• [TASK REQUIREMENTS]:
Write out all the entries word for word, but skip any images.

• [RECORDS FOR PROCESSING]:
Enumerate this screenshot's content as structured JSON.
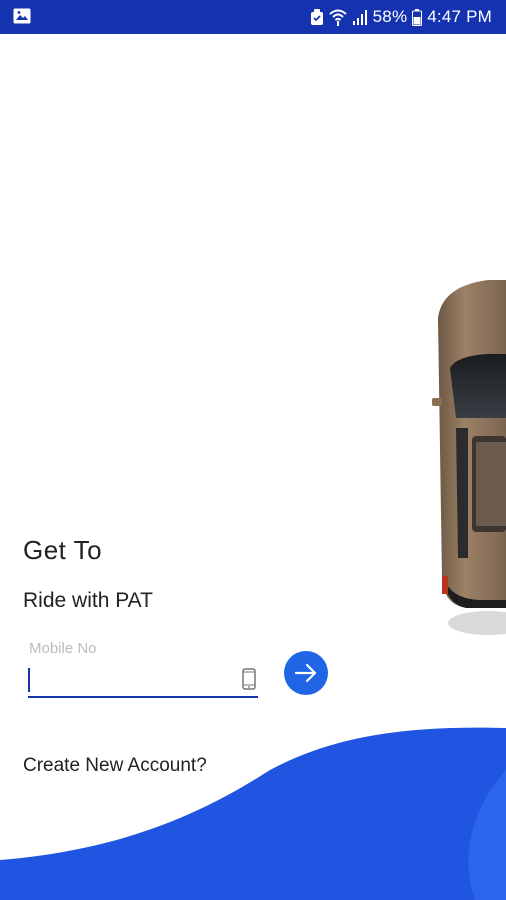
{
  "status_bar": {
    "battery_percent": "58%",
    "time": "4:47 PM",
    "icons": [
      "gallery-icon",
      "shield-icon",
      "wifi-icon",
      "signal-icon",
      "battery-icon"
    ]
  },
  "hero": {
    "image": "car-top-view"
  },
  "login": {
    "title": "Get To",
    "subtitle": "Ride with PAT",
    "mobile_label": "Mobile No",
    "mobile_value": "",
    "field_icon": "phone-icon",
    "submit_icon": "arrow-right-icon"
  },
  "footer": {
    "create_account": "Create New Account?"
  },
  "colors": {
    "primary": "#1533b0",
    "accent": "#2065e6",
    "wave": "#1f55e0"
  }
}
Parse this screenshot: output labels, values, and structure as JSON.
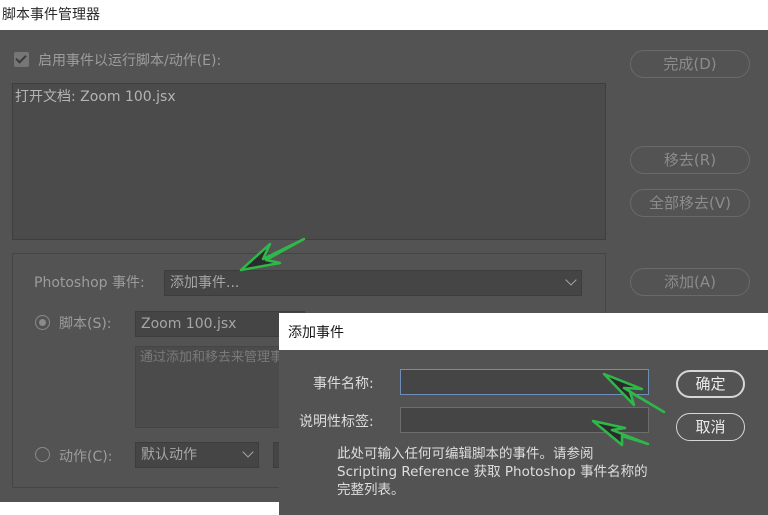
{
  "window": {
    "title": "脚本事件管理器"
  },
  "main": {
    "enable_checkbox_label": "启用事件以运行脚本/动作(E):",
    "event_list": [
      "打开文档: Zoom 100.jsx"
    ],
    "photoshop_event_label": "Photoshop 事件:",
    "photoshop_event_value": "添加事件...",
    "script_label": "脚本(S):",
    "script_value": "Zoom 100.jsx",
    "description_text": "通过添加和移去来管理事件以获得详细说明。",
    "action_label": "动作(C):",
    "action_value": "默认动作"
  },
  "buttons": {
    "done": "完成(D)",
    "remove": "移去(R)",
    "remove_all": "全部移去(V)",
    "add": "添加(A)"
  },
  "dialog": {
    "title": "添加事件",
    "event_name_label": "事件名称:",
    "event_name_value": "",
    "descriptive_label": "说明性标签:",
    "descriptive_value": "",
    "ok": "确定",
    "cancel": "取消",
    "hint": "此处可输入任何可编辑脚本的事件。请参阅 Scripting Reference 获取 Photoshop 事件名称的完整列表。"
  },
  "annotations": {
    "arrow_color": "#2fb84a"
  },
  "colors": {
    "panel_bg": "#535353",
    "field_bg": "#454545",
    "focus_border": "#6d8eb8"
  }
}
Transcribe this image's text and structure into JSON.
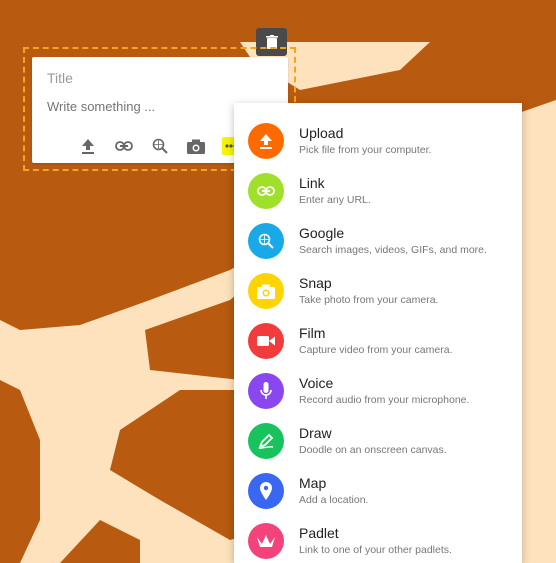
{
  "note": {
    "title_placeholder": "Title",
    "body_placeholder": "Write something ..."
  },
  "menu": {
    "items": [
      {
        "label": "Upload",
        "desc": "Pick file from your computer.",
        "color": "#ff6a00",
        "icon": "upload-icon"
      },
      {
        "label": "Link",
        "desc": "Enter any URL.",
        "color": "#9ee02a",
        "icon": "link-icon"
      },
      {
        "label": "Google",
        "desc": "Search images, videos, GIFs, and more.",
        "color": "#19a9e8",
        "icon": "google-search-icon"
      },
      {
        "label": "Snap",
        "desc": "Take photo from your camera.",
        "color": "#ffd400",
        "icon": "camera-icon"
      },
      {
        "label": "Film",
        "desc": "Capture video from your camera.",
        "color": "#f23c3c",
        "icon": "video-camera-icon"
      },
      {
        "label": "Voice",
        "desc": "Record audio from your microphone.",
        "color": "#8a47f0",
        "icon": "microphone-icon"
      },
      {
        "label": "Draw",
        "desc": "Doodle on an onscreen canvas.",
        "color": "#18c25c",
        "icon": "draw-icon"
      },
      {
        "label": "Map",
        "desc": "Add a location.",
        "color": "#3a67f2",
        "icon": "map-pin-icon"
      },
      {
        "label": "Padlet",
        "desc": "Link to one of your other padlets.",
        "color": "#f2447a",
        "icon": "padlet-icon"
      }
    ]
  },
  "colors": {
    "background": "#fde2bd",
    "pattern": "#b85a0f",
    "selection_outline": "#f3a51b"
  }
}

• [RESPONSE]:
Enumerate this screenshot's content as structured JSON.
{
  "status_bar": {
    "battery_percent": "58%",
    "time": "4:47 PM",
    "icons": [
      "gallery-icon",
      "shield-icon",
      "wifi-icon",
      "signal-icon",
      "battery-icon"
    ]
  },
  "hero": {
    "image": "car-top-view"
  },
  "login": {
    "title": "Get To",
    "subtitle": "Ride with PAT",
    "mobile_label": "Mobile No",
    "mobile_value": "",
    "field_icon": "phone-icon",
    "submit_icon": "arrow-right-icon"
  },
  "footer": {
    "create_account": "Create New Account?"
  },
  "colors": {
    "primary": "#1533b0",
    "accent": "#2065e6",
    "wave": "#1f55e0"
  }
}
Parse this screenshot: output labels, values, and structure as JSON.
{
  "window": {
    "title": "脚本事件管理器"
  },
  "main": {
    "enable_checkbox_label": "启用事件以运行脚本/动作(E):",
    "event_list": [
      "打开文档: Zoom 100.jsx"
    ],
    "photoshop_event_label": "Photoshop 事件:",
    "photoshop_event_value": "添加事件...",
    "script_label": "脚本(S):",
    "script_value": "Zoom 100.jsx",
    "description_text": "通过添加和移去来管理事件以获得详细说明。",
    "action_label": "动作(C):",
    "action_value": "默认动作"
  },
  "buttons": {
    "done": "完成(D)",
    "remove": "移去(R)",
    "remove_all": "全部移去(V)",
    "add": "添加(A)"
  },
  "dialog": {
    "title": "添加事件",
    "event_name_label": "事件名称:",
    "event_name_value": "",
    "descriptive_label": "说明性标签:",
    "descriptive_value": "",
    "ok": "确定",
    "cancel": "取消",
    "hint": "此处可输入任何可编辑脚本的事件。请参阅 Scripting Reference 获取 Photoshop 事件名称的完整列表。"
  },
  "annotations": {
    "arrow_color": "#2fb84a"
  },
  "colors": {
    "panel_bg": "#535353",
    "field_bg": "#454545",
    "focus_border": "#6d8eb8"
  }
}
Transcribe this image's text and structure into JSON.
{
  "note": {
    "title_placeholder": "Title",
    "body_placeholder": "Write something ..."
  },
  "menu": {
    "items": [
      {
        "label": "Upload",
        "desc": "Pick file from your computer.",
        "color": "#ff6a00",
        "icon": "upload-icon"
      },
      {
        "label": "Link",
        "desc": "Enter any URL.",
        "color": "#9ee02a",
        "icon": "link-icon"
      },
      {
        "label": "Google",
        "desc": "Search images, videos, GIFs, and more.",
        "color": "#19a9e8",
        "icon": "google-search-icon"
      },
      {
        "label": "Snap",
        "desc": "Take photo from your camera.",
        "color": "#ffd400",
        "icon": "camera-icon"
      },
      {
        "label": "Film",
        "desc": "Capture video from your camera.",
        "color": "#f23c3c",
        "icon": "video-camera-icon"
      },
      {
        "label": "Voice",
        "desc": "Record audio from your microphone.",
        "color": "#8a47f0",
        "icon": "microphone-icon"
      },
      {
        "label": "Draw",
        "desc": "Doodle on an onscreen canvas.",
        "color": "#18c25c",
        "icon": "draw-icon"
      },
      {
        "label": "Map",
        "desc": "Add a location.",
        "color": "#3a67f2",
        "icon": "map-pin-icon"
      },
      {
        "label": "Padlet",
        "desc": "Link to one of your other padlets.",
        "color": "#f2447a",
        "icon": "padlet-icon"
      }
    ]
  },
  "colors": {
    "background": "#fde2bd",
    "pattern": "#b85a0f",
    "selection_outline": "#f3a51b"
  }
}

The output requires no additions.